New insight into stem cell development
The world has great expectations that stem cell research one day will revolutionize medicine. But in order to exploit the potential of stem cells, we need to understand how their development is regulated. Now researchers from University of Southern Denmark offer new insight.
Stem cells are cells that are able to develop into different specialized cell types with specific functions in the body. In adult humans these cells play an important role in tissue regeneration.
The potential to act as repair cells can be exploited for disease control of e.g. Parkinson's or diabetes, which are diseases caused by the death of specialized cells. By manipulating the stem cells, they can be directed to develop into various specialized cell types. This however, requires knowledge of the processes that regulate their development.
Tools to control stem cells
Now Danish researchers from the University of Southern Denmark report a new discovery that provides valuable insight into basic mechanisms of stem cell differentiation. The discovery could lead to new ways of making stem cells develop into exactly the type of cells that a physician may need for treating a disease.
"We have discovered that proteins called transcription factors work together in a new and complex way to reprogram the DNA strand when a stem cell develops into a specific cell type.

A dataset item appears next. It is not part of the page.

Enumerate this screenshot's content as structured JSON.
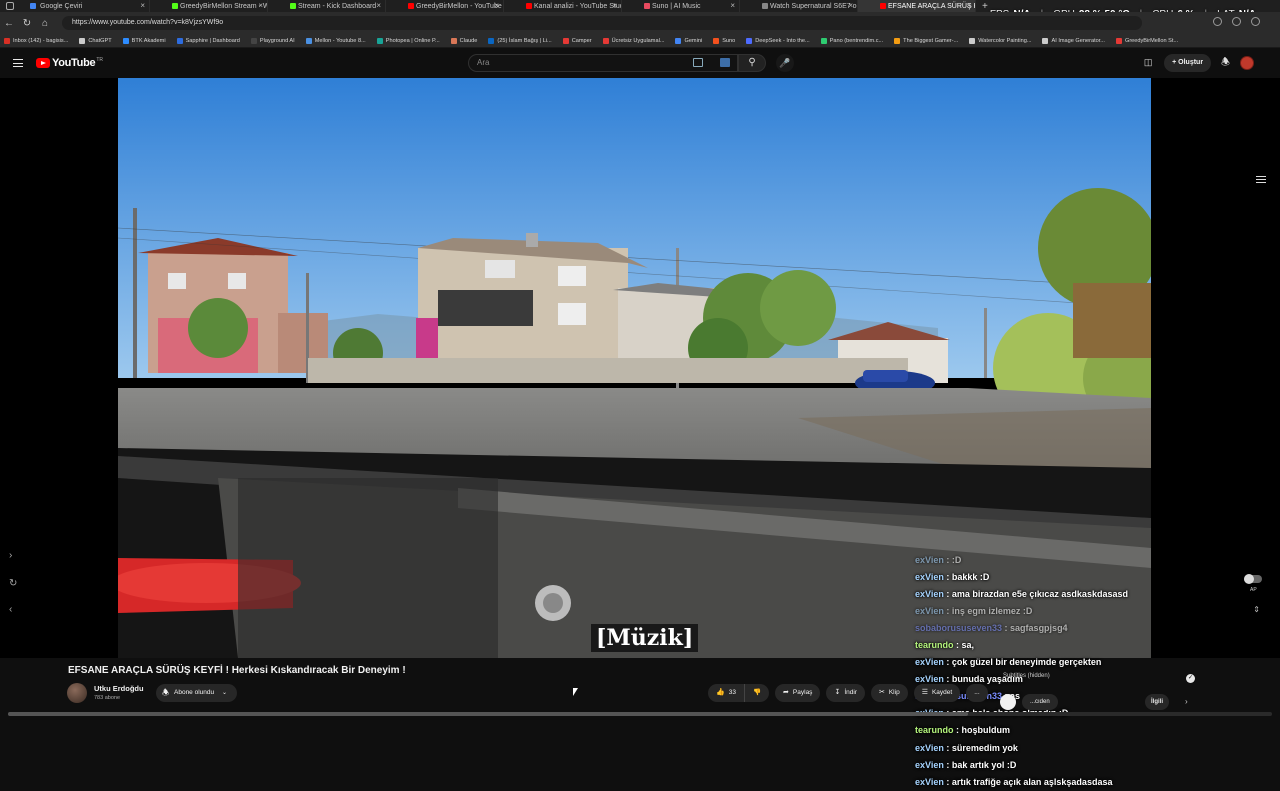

Until now we thought that only a few transcription factors were responsible for this reprogramming, but that is not the case”, explain postdoc Rasmus Siersbaek, Professor Susanne Mandrup and ph.d. Atefeh Rabiee from Department of Biochemistry and Molecular Biology at the University of Southern Denmark.
Details of the study
The researchers worked with a well-known cell line that can be induced to develop into fat cells in about a week in the laboratory using a specific cocktail of hormones. It has been known for many years that this process is regulated by proteins in the cells called transcription factors that control which genes are turned on and off during development of the fat cell.
"An incredibly complex and previously unknown interplay between transcription factors takes place at specific locations in the cell's DNA, which we call ‘hotspots’. This interplay at ‘hotspots’ appears to be of great importance for the development of stem cells. In the future it will therefore be very important to explore these ‘hotspots’ and the interplay between transcription factors in these regions in order to better understand the mechanisms that control the development of stem cells”, explains Rasmus Siersbaek.
"When we understand these mechanisms, we have much better tools to make a stem cell develop in the direction we wish”, he says.
Stem cells against obesity
Siersbaek, Mandrup and their colleagues made the discovery while studying how stem cells develop into fat cells. The Mandrup research group is interested in this differentiation process, because fundamental understanding of this will allow researchers to manipulate fat cell formation.
"We know that there are two types of fat cells; brown and white. The white fat cells store fat, while brown fat cells actually increase combustion of fat. Brown fat cells are found in especially infants, but adults also have varying amounts of these cells.
“If we manage to find ways to make stem cells develop into brown rather than white fat cells, it may be possible to reduce the development of obesity. Our findings open new possibilities to do this by focusing on the specific sites on the DNA where proteins work together ", the researchers explain.
Cell Reports, May 22 2014: Molecular Architecture of Transcription Factor Hotspots in Early Adipogenesis. Rasmus Siersbæk, Songjoon Baek, Atefeh Rabiee, Ronni Nielsen, Sofie Traynor, Nicholas Clark, Albin Sandelin, Ole N. Jensen, Myong-Hee Sung, Gordon L. Hager and Susanne Mandrup. http://dx.doi.org/10.1016/j.celrep.2014.04.043
Cell Reports, May 22 2014: Transcription Factor Cooperativity in Early Adipogenic Hotspots and Super-Enhancers. Rasmus Siersbæk, Atefeh Rabiee, Ronni Nielsen, Simone Sidoli, Sofie Traynor, Anne Loft, Lars La Cour Poulsen, Adelina Rogowska-Wrzesinska, Ole N. Jensen, and Susanne Mandrup. http://dx.doi.org/10.1016/j.celrep.2014.04.042
Rasmus Siersbæk, post doc, email@example.com, tel.+45 6550 2492 and +45 6171 3612
Susanne Mandrup, professor and research director of the Mandrup Group, firstname.lastname@example.org, tel. +45 6550 2340 and +45 6011 2340